In the Bible, there are a number of symbols used to describe the Holy Spirit. Famously, these include fire and wind – as on the Day of Pentecost. But oil is also a symbol of the Spirit, although I should add that I don’t think that the writers of the Bible had in mind Castrol GTX or 3-in-1 bearing and chain oil. Oil is used for anointing kings and priests, and for healing too. And the Holy Spirit of God is given, in one sense, to ‘oil the wheels’ of the Christian and help us to live for Jesus more effectively. It is the Spirit who gives us that desire to be more like Jesus and to grow in our awareness of the things that are holding us back in our Christian journey. It is the Holy Spirit who matures in us, growing spiritual fruit – love, joy, peace, patience, kindness, gentleness and self-control – and bestowing diverse spiritual gifts to help us build up God’s church in service, proclamation and outreach.
Yet, too many Christians live without a real knowledge of the person and work of the Holy Spirit. We peddle on without oiling our chains and wondering why things are even more difficult than they need be. And it can affect whole churches too. I think how many times churches are beset by deep divisions – often going back years – because of the way we rub up against each other unhelpfully. Some level of difference of opinion is inevitable in churches, but the Spirit can help us be more effective in how we deal with it and learn from it. The Holy Spirit helps us to see one another as Jesus does – fallible but still precious to God, prone to make mistakes and yet capable of being forgiven and forgiving.

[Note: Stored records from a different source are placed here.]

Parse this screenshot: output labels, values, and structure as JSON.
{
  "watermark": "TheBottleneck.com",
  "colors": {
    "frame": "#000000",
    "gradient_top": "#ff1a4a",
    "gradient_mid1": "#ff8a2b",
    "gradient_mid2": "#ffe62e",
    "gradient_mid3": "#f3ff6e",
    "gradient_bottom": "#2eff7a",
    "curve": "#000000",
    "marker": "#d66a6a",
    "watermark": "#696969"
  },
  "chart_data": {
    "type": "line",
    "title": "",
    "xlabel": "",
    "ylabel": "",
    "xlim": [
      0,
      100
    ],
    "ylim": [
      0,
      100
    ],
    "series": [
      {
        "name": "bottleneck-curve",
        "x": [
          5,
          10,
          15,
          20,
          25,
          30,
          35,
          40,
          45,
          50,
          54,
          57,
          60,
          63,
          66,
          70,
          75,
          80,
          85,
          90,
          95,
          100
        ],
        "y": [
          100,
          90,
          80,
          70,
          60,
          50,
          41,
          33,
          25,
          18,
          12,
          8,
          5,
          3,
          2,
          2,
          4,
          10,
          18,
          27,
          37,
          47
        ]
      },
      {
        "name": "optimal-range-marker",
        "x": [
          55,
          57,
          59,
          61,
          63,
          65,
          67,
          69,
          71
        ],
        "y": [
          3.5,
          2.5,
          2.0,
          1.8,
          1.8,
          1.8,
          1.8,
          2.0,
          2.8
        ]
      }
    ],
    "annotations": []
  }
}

So as we celebrate the Ascension of Jesus into the heavens as our King and await the coming of his Holy Spirit afresh upon us, let us bring ourselves once more to God’s spiritual bicycle workshop and allow our chains to be oiled!
While you're here:
Why not prepare for next Sunday's worship? Our preparation sheet for adults and for children can be accessed by clicking on the Resources tab of this website: https://www.prayerforliverpool.org/prayer-resources.html.
supporting you during these uncertain times
Liverpool Cathedral is a place of encounter. Built by the people, for the people, to the Glory of God
Prayer for Liverpool
brought to you from Liverpool Cathedral
St James Mount
Liverpool Cathedral is a place of encounter.
Built by the people, for the people, to the Glory of God